START SUPPLIED RECORDS

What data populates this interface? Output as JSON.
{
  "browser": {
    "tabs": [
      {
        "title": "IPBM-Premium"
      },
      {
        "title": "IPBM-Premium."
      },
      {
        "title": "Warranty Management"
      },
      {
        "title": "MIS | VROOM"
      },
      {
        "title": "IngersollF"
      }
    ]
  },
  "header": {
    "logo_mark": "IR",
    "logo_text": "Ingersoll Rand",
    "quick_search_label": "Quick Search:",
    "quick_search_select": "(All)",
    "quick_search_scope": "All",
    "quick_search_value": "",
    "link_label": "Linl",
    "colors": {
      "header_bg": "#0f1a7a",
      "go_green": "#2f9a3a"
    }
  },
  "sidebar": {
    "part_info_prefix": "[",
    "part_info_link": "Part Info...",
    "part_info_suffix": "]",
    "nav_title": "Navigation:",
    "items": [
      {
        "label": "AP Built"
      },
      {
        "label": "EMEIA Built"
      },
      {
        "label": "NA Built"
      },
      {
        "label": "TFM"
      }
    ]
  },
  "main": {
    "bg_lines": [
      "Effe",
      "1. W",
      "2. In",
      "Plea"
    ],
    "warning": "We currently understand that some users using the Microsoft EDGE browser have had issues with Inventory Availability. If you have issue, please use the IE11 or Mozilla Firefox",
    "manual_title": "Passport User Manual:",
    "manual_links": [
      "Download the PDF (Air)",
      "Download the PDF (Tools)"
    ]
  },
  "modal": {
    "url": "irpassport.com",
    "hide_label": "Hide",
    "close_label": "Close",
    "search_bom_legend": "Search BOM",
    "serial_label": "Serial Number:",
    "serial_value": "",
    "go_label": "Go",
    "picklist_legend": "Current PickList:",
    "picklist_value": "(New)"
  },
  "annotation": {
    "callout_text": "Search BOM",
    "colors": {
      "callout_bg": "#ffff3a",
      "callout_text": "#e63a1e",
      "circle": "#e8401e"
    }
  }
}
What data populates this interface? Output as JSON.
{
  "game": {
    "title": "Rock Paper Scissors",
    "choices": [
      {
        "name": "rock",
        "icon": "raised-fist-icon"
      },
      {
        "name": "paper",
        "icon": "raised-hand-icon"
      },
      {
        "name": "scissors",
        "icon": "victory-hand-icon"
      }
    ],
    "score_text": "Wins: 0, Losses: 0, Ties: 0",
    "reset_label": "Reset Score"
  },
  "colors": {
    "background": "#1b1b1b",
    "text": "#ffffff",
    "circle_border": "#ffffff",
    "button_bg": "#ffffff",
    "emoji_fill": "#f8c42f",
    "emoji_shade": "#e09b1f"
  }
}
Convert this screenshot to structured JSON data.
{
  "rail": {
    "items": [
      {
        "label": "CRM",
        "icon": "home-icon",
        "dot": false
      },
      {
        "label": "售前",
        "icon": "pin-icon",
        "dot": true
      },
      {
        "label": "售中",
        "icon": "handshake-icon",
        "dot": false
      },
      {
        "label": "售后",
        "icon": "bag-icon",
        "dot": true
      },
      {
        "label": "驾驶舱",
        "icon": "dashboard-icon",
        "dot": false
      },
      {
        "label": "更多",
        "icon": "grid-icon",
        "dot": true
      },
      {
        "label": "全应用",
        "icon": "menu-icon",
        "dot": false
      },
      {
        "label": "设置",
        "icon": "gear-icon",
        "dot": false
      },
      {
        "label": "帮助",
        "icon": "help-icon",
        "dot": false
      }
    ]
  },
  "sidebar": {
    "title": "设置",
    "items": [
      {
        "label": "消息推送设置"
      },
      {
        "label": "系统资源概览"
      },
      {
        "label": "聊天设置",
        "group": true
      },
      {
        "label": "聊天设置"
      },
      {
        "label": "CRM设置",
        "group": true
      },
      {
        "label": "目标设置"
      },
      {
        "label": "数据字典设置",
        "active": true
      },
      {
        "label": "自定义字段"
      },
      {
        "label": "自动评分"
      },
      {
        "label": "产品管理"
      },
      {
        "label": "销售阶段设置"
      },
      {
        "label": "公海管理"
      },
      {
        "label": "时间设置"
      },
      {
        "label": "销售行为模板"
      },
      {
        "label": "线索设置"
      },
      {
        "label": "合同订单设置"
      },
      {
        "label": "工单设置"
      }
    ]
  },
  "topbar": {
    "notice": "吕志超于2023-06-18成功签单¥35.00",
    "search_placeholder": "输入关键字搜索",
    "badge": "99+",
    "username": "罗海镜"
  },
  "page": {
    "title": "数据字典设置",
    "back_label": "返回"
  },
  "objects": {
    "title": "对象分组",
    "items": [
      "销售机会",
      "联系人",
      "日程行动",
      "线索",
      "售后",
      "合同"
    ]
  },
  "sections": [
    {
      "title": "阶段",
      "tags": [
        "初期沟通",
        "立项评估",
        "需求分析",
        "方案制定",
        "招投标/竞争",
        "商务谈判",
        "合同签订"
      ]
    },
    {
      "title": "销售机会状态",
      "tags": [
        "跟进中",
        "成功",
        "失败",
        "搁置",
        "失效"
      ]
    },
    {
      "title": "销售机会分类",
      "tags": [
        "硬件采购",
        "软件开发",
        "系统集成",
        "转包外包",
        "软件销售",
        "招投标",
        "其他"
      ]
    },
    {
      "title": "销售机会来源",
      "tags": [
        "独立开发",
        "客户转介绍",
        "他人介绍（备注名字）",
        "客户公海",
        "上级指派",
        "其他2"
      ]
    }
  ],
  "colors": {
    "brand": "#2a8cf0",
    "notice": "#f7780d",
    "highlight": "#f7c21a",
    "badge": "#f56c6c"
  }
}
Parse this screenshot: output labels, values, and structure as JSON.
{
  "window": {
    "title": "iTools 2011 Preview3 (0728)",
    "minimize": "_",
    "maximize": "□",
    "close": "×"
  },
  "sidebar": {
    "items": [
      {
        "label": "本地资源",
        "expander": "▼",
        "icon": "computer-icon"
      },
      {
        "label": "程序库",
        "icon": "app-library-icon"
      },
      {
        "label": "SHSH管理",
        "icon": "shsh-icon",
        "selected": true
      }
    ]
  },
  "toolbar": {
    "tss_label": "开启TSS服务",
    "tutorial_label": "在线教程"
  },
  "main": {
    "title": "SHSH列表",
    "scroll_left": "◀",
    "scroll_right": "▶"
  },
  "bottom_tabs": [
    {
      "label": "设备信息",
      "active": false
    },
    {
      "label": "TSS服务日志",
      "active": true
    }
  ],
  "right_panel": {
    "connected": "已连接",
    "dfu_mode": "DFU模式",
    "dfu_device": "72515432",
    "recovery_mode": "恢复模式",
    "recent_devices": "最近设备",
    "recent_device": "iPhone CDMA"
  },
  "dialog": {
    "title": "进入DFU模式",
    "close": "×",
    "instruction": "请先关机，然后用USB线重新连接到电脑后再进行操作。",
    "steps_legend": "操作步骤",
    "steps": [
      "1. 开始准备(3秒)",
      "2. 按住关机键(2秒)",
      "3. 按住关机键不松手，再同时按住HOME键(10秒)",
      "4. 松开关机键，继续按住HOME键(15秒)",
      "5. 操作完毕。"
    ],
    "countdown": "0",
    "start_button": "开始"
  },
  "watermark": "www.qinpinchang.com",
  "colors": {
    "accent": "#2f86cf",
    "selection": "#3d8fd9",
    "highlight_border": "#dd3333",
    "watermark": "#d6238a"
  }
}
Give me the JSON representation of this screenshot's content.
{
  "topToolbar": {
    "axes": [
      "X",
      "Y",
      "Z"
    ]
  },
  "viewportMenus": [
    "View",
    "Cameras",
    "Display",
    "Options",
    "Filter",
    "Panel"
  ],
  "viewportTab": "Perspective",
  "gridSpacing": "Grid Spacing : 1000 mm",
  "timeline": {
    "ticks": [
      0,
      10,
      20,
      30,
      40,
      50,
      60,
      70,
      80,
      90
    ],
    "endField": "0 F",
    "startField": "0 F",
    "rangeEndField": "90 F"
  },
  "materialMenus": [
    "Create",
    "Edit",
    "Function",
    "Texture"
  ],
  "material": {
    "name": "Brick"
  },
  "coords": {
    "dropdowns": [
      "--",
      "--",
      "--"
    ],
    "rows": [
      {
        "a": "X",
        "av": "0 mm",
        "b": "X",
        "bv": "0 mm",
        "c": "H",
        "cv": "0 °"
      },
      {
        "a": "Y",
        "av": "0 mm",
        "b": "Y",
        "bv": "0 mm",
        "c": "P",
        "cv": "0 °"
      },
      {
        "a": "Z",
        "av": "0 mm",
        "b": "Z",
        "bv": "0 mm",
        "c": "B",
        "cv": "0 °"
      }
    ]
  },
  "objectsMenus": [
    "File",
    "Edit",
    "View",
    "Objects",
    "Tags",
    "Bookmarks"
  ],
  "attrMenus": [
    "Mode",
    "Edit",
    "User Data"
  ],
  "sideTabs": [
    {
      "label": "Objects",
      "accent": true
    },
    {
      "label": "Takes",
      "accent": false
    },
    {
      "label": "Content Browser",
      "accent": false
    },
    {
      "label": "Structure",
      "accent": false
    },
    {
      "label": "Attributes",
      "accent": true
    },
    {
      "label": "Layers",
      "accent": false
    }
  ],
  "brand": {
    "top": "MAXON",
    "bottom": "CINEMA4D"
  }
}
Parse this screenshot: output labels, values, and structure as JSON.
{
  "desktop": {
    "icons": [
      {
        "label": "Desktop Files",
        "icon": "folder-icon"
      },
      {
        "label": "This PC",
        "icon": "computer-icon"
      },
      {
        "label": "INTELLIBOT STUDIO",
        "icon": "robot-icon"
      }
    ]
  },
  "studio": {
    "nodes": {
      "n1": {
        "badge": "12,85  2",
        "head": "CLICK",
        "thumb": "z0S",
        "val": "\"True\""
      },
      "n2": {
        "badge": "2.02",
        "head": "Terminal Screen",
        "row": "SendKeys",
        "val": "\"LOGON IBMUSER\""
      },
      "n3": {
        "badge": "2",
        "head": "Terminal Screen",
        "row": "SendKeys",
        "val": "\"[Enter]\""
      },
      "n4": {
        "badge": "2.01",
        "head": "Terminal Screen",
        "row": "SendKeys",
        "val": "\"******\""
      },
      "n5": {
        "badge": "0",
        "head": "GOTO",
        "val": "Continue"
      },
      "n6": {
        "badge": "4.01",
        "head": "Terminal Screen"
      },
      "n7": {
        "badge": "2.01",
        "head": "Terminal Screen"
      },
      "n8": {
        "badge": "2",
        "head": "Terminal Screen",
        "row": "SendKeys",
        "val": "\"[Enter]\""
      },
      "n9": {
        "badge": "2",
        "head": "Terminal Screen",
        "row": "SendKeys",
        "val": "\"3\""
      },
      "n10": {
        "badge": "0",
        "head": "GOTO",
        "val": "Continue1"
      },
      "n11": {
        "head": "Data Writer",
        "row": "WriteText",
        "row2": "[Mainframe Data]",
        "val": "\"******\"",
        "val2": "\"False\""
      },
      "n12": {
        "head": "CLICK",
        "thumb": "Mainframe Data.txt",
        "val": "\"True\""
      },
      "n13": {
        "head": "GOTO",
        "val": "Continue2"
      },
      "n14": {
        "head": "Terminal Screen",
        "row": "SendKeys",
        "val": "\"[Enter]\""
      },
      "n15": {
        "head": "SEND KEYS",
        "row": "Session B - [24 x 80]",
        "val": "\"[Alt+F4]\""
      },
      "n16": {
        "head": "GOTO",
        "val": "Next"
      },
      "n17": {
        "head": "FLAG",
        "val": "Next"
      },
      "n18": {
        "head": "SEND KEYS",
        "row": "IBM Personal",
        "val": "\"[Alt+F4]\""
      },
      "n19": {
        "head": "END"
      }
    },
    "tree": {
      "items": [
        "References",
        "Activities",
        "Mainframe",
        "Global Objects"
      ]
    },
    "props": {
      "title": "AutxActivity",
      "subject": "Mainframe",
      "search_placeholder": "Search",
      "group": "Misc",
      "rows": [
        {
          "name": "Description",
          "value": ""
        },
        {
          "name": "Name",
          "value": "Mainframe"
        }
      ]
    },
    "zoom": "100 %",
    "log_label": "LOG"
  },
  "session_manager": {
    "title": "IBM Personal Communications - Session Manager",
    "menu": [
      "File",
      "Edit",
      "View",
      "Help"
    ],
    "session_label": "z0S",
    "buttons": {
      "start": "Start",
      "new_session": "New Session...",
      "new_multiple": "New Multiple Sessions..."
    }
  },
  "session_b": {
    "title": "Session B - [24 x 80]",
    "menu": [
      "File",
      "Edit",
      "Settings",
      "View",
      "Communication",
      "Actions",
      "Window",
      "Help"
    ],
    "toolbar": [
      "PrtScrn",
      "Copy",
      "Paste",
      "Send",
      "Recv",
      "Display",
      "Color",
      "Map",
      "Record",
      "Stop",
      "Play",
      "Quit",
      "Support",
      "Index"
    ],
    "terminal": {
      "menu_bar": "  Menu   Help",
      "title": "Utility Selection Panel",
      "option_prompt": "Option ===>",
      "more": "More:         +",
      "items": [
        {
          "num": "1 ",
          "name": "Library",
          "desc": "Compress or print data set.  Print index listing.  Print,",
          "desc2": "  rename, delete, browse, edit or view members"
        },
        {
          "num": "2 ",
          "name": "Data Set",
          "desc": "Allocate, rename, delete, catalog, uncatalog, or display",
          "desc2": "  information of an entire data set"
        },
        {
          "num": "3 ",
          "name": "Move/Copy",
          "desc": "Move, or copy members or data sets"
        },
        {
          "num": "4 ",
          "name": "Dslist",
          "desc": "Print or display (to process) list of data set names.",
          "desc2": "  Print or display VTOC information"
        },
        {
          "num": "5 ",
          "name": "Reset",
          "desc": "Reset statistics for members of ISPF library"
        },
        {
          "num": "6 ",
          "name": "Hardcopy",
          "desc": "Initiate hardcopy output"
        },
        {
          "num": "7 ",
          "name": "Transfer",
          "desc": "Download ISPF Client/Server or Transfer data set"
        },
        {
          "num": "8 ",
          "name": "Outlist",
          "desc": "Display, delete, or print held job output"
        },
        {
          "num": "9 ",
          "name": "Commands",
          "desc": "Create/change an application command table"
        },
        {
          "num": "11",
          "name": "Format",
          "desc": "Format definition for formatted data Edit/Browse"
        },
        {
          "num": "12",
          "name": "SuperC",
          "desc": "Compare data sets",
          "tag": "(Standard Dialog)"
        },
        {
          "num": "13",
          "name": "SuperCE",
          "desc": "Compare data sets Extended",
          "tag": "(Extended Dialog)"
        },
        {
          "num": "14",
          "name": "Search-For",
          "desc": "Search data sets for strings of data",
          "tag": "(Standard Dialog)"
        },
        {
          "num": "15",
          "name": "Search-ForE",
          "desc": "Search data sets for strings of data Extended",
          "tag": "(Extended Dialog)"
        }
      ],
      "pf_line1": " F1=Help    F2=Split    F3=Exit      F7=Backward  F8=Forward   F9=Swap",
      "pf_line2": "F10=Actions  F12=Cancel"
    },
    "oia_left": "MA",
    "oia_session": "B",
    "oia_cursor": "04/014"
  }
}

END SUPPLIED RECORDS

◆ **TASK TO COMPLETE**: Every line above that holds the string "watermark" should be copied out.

◆ **COMPLETED TASK**:
  "watermark": "www.qinpinchang.com",
    "watermark": "#d6238a"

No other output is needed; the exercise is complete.